*** Block opens ***

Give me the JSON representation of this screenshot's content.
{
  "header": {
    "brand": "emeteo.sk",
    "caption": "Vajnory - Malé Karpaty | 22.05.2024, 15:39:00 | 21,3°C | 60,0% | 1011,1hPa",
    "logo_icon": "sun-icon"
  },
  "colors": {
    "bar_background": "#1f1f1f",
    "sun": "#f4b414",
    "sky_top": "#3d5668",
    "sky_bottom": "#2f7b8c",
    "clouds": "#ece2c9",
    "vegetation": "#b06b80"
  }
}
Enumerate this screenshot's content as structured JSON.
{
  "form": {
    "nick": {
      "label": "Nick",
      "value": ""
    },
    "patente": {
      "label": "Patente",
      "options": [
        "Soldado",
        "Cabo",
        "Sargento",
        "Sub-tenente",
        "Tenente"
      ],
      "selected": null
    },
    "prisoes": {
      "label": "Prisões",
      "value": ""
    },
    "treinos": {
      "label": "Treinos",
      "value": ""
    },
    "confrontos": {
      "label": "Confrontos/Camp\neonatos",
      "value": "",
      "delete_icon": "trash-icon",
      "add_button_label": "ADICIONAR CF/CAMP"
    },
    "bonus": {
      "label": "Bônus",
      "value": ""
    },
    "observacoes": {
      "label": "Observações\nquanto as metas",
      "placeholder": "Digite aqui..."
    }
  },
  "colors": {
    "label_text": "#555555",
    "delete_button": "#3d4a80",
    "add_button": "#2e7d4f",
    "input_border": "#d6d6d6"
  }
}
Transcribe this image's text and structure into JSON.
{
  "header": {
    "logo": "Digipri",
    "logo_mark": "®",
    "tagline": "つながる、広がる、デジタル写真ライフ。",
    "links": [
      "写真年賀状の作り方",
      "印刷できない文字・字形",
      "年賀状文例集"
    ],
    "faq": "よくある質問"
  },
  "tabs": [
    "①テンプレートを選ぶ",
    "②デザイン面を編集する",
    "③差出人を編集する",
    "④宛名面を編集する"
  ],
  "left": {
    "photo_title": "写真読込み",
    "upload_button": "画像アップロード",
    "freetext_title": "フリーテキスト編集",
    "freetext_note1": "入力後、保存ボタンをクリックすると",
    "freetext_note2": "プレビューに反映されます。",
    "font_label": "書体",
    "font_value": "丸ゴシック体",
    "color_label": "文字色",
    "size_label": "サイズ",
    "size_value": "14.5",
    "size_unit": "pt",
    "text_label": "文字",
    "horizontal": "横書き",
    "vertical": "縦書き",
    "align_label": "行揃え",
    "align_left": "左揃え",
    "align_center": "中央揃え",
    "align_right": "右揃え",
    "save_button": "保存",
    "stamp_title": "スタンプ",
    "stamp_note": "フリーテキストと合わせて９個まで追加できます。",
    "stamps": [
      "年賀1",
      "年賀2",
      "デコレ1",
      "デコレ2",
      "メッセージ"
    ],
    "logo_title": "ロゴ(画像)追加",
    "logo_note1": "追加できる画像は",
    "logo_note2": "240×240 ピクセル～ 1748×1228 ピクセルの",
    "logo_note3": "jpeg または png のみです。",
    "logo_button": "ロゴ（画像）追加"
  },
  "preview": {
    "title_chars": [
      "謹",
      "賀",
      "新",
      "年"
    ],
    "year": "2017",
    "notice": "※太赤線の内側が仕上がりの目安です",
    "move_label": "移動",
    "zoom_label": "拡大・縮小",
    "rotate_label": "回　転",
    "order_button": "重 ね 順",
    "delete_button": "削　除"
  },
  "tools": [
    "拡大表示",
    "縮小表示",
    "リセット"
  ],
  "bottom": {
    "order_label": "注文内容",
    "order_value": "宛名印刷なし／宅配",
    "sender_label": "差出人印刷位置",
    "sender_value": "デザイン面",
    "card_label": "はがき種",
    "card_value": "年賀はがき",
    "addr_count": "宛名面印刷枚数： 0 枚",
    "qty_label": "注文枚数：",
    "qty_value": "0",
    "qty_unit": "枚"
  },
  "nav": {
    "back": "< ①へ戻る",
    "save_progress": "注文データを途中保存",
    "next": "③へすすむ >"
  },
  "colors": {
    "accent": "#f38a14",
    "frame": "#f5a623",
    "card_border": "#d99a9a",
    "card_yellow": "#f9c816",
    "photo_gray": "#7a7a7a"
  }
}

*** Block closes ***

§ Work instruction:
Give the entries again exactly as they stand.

§ Answer space:
Give me the JSON representation of this screenshot's content.
{
  "header": {
    "brand": "emeteo.sk",
    "caption": "Vajnory - Malé Karpaty | 22.05.2024, 15:39:00 | 21,3°C | 60,0% | 1011,1hPa",
    "logo_icon": "sun-icon"
  },
  "colors": {
    "bar_background": "#1f1f1f",
    "sun": "#f4b414",
    "sky_top": "#3d5668",
    "sky_bottom": "#2f7b8c",
    "clouds": "#ece2c9",
    "vegetation": "#b06b80"
  }
}
Enumerate this screenshot's content as structured JSON.
{
  "form": {
    "nick": {
      "label": "Nick",
      "value": ""
    },
    "patente": {
      "label": "Patente",
      "options": [
        "Soldado",
        "Cabo",
        "Sargento",
        "Sub-tenente",
        "Tenente"
      ],
      "selected": null
    },
    "prisoes": {
      "label": "Prisões",
      "value": ""
    },
    "treinos": {
      "label": "Treinos",
      "value": ""
    },
    "confrontos": {
      "label": "Confrontos/Camp\neonatos",
      "value": "",
      "delete_icon": "trash-icon",
      "add_button_label": "ADICIONAR CF/CAMP"
    },
    "bonus": {
      "label": "Bônus",
      "value": ""
    },
    "observacoes": {
      "label": "Observações\nquanto as metas",
      "placeholder": "Digite aqui..."
    }
  },
  "colors": {
    "label_text": "#555555",
    "delete_button": "#3d4a80",
    "add_button": "#2e7d4f",
    "input_border": "#d6d6d6"
  }
}
Transcribe this image's text and structure into JSON.
{
  "header": {
    "logo": "Digipri",
    "logo_mark": "®",
    "tagline": "つながる、広がる、デジタル写真ライフ。",
    "links": [
      "写真年賀状の作り方",
      "印刷できない文字・字形",
      "年賀状文例集"
    ],
    "faq": "よくある質問"
  },
  "tabs": [
    "①テンプレートを選ぶ",
    "②デザイン面を編集する",
    "③差出人を編集する",
    "④宛名面を編集する"
  ],
  "left": {
    "photo_title": "写真読込み",
    "upload_button": "画像アップロード",
    "freetext_title": "フリーテキスト編集",
    "freetext_note1": "入力後、保存ボタンをクリックすると",
    "freetext_note2": "プレビューに反映されます。",
    "font_label": "書体",
    "font_value": "丸ゴシック体",
    "color_label": "文字色",
    "size_label": "サイズ",
    "size_value": "14.5",
    "size_unit": "pt",
    "text_label": "文字",
    "horizontal": "横書き",
    "vertical": "縦書き",
    "align_label": "行揃え",
    "align_left": "左揃え",
    "align_center": "中央揃え",
    "align_right": "右揃え",
    "save_button": "保存",
    "stamp_title": "スタンプ",
    "stamp_note": "フリーテキストと合わせて９個まで追加できます。",
    "stamps": [
      "年賀1",
      "年賀2",
      "デコレ1",
      "デコレ2",
      "メッセージ"
    ],
    "logo_title": "ロゴ(画像)追加",
    "logo_note1": "追加できる画像は",
    "logo_note2": "240×240 ピクセル～ 1748×1228 ピクセルの",
    "logo_note3": "jpeg または png のみです。",
    "logo_button": "ロゴ（画像）追加"
  },
  "preview": {
    "title_chars": [
      "謹",
      "賀",
      "新",
      "年"
    ],
    "year": "2017",
    "notice": "※太赤線の内側が仕上がりの目安です",
    "move_label": "移動",
    "zoom_label": "拡大・縮小",
    "rotate_label": "回　転",
    "order_button": "重 ね 順",
    "delete_button": "削　除"
  },
  "tools": [
    "拡大表示",
    "縮小表示",
    "リセット"
  ],
  "bottom": {
    "order_label": "注文内容",
    "order_value": "宛名印刷なし／宅配",
    "sender_label": "差出人印刷位置",
    "sender_value": "デザイン面",
    "card_label": "はがき種",
    "card_value": "年賀はがき",
    "addr_count": "宛名面印刷枚数： 0 枚",
    "qty_label": "注文枚数：",
    "qty_value": "0",
    "qty_unit": "枚"
  },
  "nav": {
    "back": "< ①へ戻る",
    "save_progress": "注文データを途中保存",
    "next": "③へすすむ >"
  },
  "colors": {
    "accent": "#f38a14",
    "frame": "#f5a623",
    "card_border": "#d99a9a",
    "card_yellow": "#f9c816",
    "photo_gray": "#7a7a7a"
  }
}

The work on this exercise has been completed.